Workers at the Ministry of Justice win campaign for ‘full pay sick pay’

Ministry of Justice sign
Support us and go ad-free

The Ministry of Justice has been pressured into granting cleaners, security guards and other outsourced staff full pay for any coronavirus (Covid-19) related sick leave, backdated to 1 April.


This victory follows a high profile campaign by United Voices of the World (UVW) over the death of Emanuel Gomes, a cleaner at the Ministry of Justice who died in April with Coronavirus symptoms.

UVW is a trade union that “supports and empowers the most vulnerable groups of precarious, low-paid and predominantly migrant workers in the UK”.

In a press release, seen by The Canary, UVW has “vowed to continue its now two year long struggle for a living wage and full pay from day one of any period of sick leave. UVW is bringing legal proceedings against the Ministry of Justice to argue outsourcing the entirely migrant and BAME cleaners and security guards without parity with civil servants’ terms and conditions, including sick pay, breaches the Equality Act 2010.”

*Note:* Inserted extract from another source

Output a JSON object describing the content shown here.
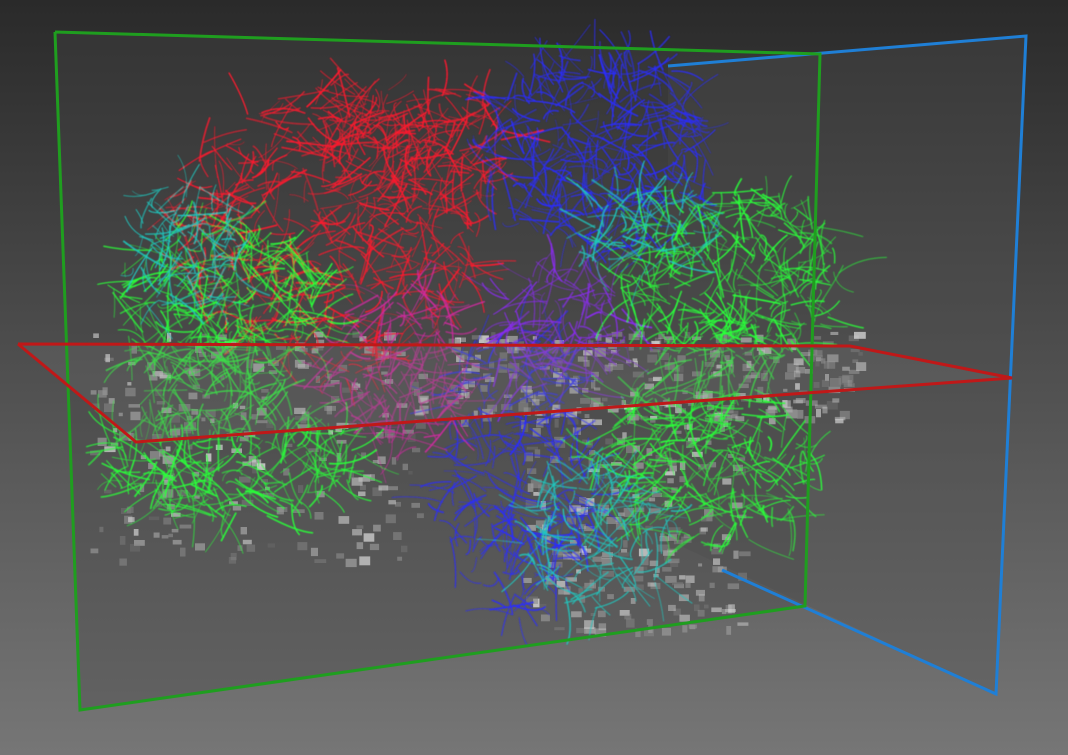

The press release continued: “The Ministry of Justice (MoJ) announced today that it has released new funds so that contracted cleaners working in the department will receive full pay sick pay in the event they have to self-isolate due to Covid-19. The MoJ also announced outsourced cleaners who have already self-isolated due to Covid-19 will receive a back payment from 1 April.

“The decision has come about through a prolonged campaign waged by UVW, which has seen cleaners and security guards undertake six days of strike action and two occupations of the Ministry of Justice’s HQ.

“Designated as Key Workers, OCS staff have been compelled to continue cleaning offices at the MoJ, in the midst of the pandemic. However, successive investigations by journalists have revealed that cleaners were unable to self-isolate due to a lack of sick pay and that management at the MoJ and OCS ignored repeated warnings of a lack of Personal Protective Equipment, potential clusters of Covid-19 infections, and that employees who did self-isolate were unlawfully dismissed and their wages deducted.

Read on...

Support us and go ad-free

“One cleaner at the Ministry of Justice, Emanuel Gomes, died with Coronavirus symptoms in April. A fundraiser for his family to repatriate his body to Guinea Bissau raised over £25,000.

“Most recently Labour MP and Shadow Secretary of State for Justice David Lammy called for an investigation into the affair.”


Molly de Dios Fisher, a UVW organiser, said the following:

We are proud to have finally forced the Ministry of Justice to pay full pay sick pay which would not have happened without the near two year long struggle of our members who have taken repeated strike action, protested and even resorted to occupying the MoJ’s HQ. Whilst this new sick pay scheme is welcome, the MoJ has not committed to providing full pay sick pay for any non-Coronavirus related sick leave which we will, along with the living wage, continue to demand and fight for. We also wish to stress how deeply angry and saddened we are that this decision has come too late to save our member Emanuel Gomes, a cleaner at the MoJ who tragically passed away in April with Coronavirus symptoms. Had this sick pay policy been implemented sooner Emanuel might still be with us today. We will continue to fight for Justice for Emanuel.

Fatima Djalo, a cleaner working at the MoJ headquarters in Petty France said the following:

I am very very very happy and proud of myself, of the union and of the people that have supported us in this struggle. With this support and unity we managed to win something they would never have granted us. We are now going to keep fighting until we win the rest. They made that decision because of the pressure, they have no heart, our life means nothing to those people, we are like rubbish to them, we are never valued there.

Featured image via Flickr – CP Hoffman

Support us and go ad-free

We need your help to keep speaking the truth

Every story that you have come to us with; each injustice you have asked us to investigate; every campaign we have fought; each of your unheard voices we amplified; we do this for you. We are making a difference on your behalf.

Our fight is your fight. You’ve supported our collective struggle every time you gave us a like; and every time you shared our work across social media. Now we need you to support us with a monthly donation.

We have published nearly 2,000 articles and over 50 films in 2021. And we want to do this and more in 2022 but we don’t have enough money to go on at this pace. So, if you value our work and want us to continue then please join us and be part of The Canary family.

In return, you get:

* Advert free reading experience
* Quarterly group video call with the Editor-in-Chief
* Behind the scenes monthly e-newsletter
* 20% discount in our shop

Almost all of our spending goes to the people who make The Canary’s content. So your contribution directly supports our writers and enables us to continue to do what we do: speaking truth, powered by you. We have weathered many attempts to shut us down and silence our vital opposition to an increasingly fascist government and right-wing mainstream media.

With your help we can continue:

* Holding political and state power to account
* Advocating for the people the system marginalises
* Being a media outlet that upholds the highest standards
* Campaigning on the issues others won’t
* Putting your lives central to everything we do

We are a drop of truth in an ocean of deceit. But we can’t do this without your support. So please, can you help us continue the fight?

The Canary Support us